#### WHAT YOU WILL DO
A verbatim copy of the data is wanted, minus any picture in it.

»»

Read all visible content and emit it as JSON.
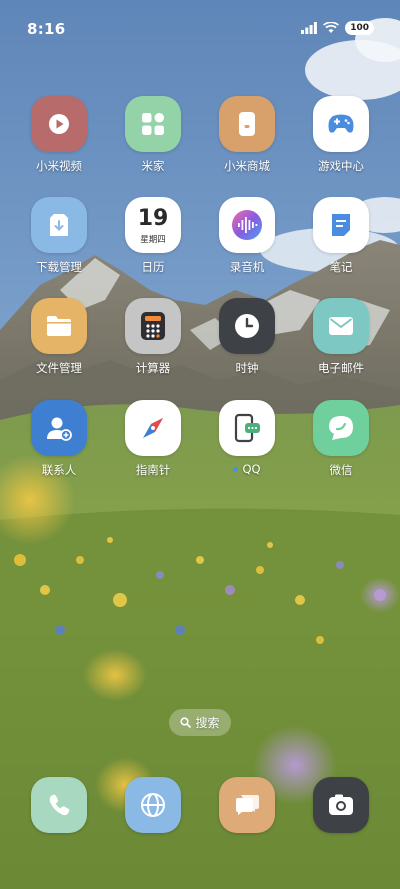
{
  "status_bar": {
    "time": "8:16",
    "battery": "100"
  },
  "apps": {
    "mi_video": "小米视频",
    "mi_home": "米家",
    "mi_store": "小米商城",
    "game_center": "游戏中心",
    "downloads": "下载管理",
    "calendar": "日历",
    "recorder": "录音机",
    "notes": "笔记",
    "file_manager": "文件管理",
    "calculator": "计算器",
    "clock": "时钟",
    "email": "电子邮件",
    "contacts": "联系人",
    "compass": "指南针",
    "qq": "QQ",
    "wechat": "微信"
  },
  "calendar_icon": {
    "day": "19",
    "weekday": "星期四"
  },
  "search": {
    "label": "搜索"
  },
  "colors": {
    "mi_video": "#b86b6b",
    "mi_home": "#94d3a8",
    "mi_store": "#d8a06a",
    "downloads": "#8ab9e6",
    "file_manager": "#e6b466",
    "calculator": "#c5c5c5",
    "clock": "#3e4146",
    "email": "#7dc8c2",
    "contacts": "#3f7fd1",
    "wechat": "#6fcf9d",
    "dock_phone": "#a8d8bf",
    "dock_browser": "#8ab9e6",
    "dock_messages": "#deaa78",
    "dock_camera": "#3e4146"
  }
}
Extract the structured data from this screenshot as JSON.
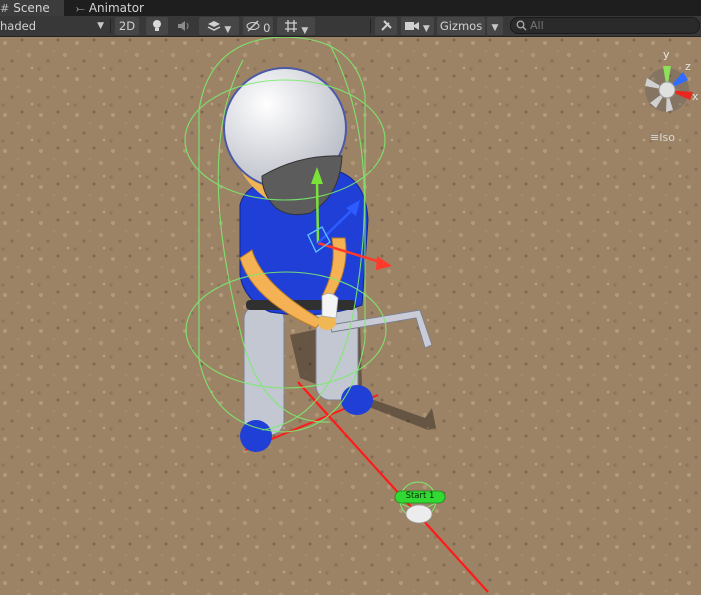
{
  "tabs": [
    {
      "label": "Scene",
      "icon": "#"
    },
    {
      "label": "Animator",
      "icon": "⤚"
    }
  ],
  "toolbar": {
    "draw_mode": "haded",
    "mode_2d": "2D",
    "hidden_count": "0",
    "gizmos": "Gizmos",
    "search_placeholder": "All"
  },
  "scene": {
    "axis_y": "y",
    "axis_z": "z",
    "axis_x": "x",
    "projection": "Iso",
    "marker_label": "Start 1"
  },
  "colors": {
    "ground": "#9d8366",
    "selection_green": "#7CEB6E",
    "shirt_blue": "#1f3fd6",
    "aim_line_red": "#ff1a1a"
  }
}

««

#### SOLUTION FOR THIS TASK
Read all visible content and emit it as JSON.
{
  "status_bar": {
    "time": "8:16",
    "battery": "100"
  },
  "apps": {
    "mi_video": "小米视频",
    "mi_home": "米家",
    "mi_store": "小米商城",
    "game_center": "游戏中心",
    "downloads": "下载管理",
    "calendar": "日历",
    "recorder": "录音机",
    "notes": "笔记",
    "file_manager": "文件管理",
    "calculator": "计算器",
    "clock": "时钟",
    "email": "电子邮件",
    "contacts": "联系人",
    "compass": "指南针",
    "qq": "QQ",
    "wechat": "微信"
  },
  "calendar_icon": {
    "day": "19",
    "weekday": "星期四"
  },
  "search": {
    "label": "搜索"
  },
  "colors": {
    "mi_video": "#b86b6b",
    "mi_home": "#94d3a8",
    "mi_store": "#d8a06a",
    "downloads": "#8ab9e6",
    "file_manager": "#e6b466",
    "calculator": "#c5c5c5",
    "clock": "#3e4146",
    "email": "#7dc8c2",
    "contacts": "#3f7fd1",
    "wechat": "#6fcf9d",
    "dock_phone": "#a8d8bf",
    "dock_browser": "#8ab9e6",
    "dock_messages": "#deaa78",
    "dock_camera": "#3e4146"
  }
}
Extract the structured data from this screenshot as JSON.
{
  "tabs": [
    {
      "label": "Scene",
      "icon": "#"
    },
    {
      "label": "Animator",
      "icon": "⤚"
    }
  ],
  "toolbar": {
    "draw_mode": "haded",
    "mode_2d": "2D",
    "hidden_count": "0",
    "gizmos": "Gizmos",
    "search_placeholder": "All"
  },
  "scene": {
    "axis_y": "y",
    "axis_z": "z",
    "axis_x": "x",
    "projection": "Iso",
    "marker_label": "Start 1"
  },
  "colors": {
    "ground": "#9d8366",
    "selection_green": "#7CEB6E",
    "shirt_blue": "#1f3fd6",
    "aim_line_red": "#ff1a1a"
  }
}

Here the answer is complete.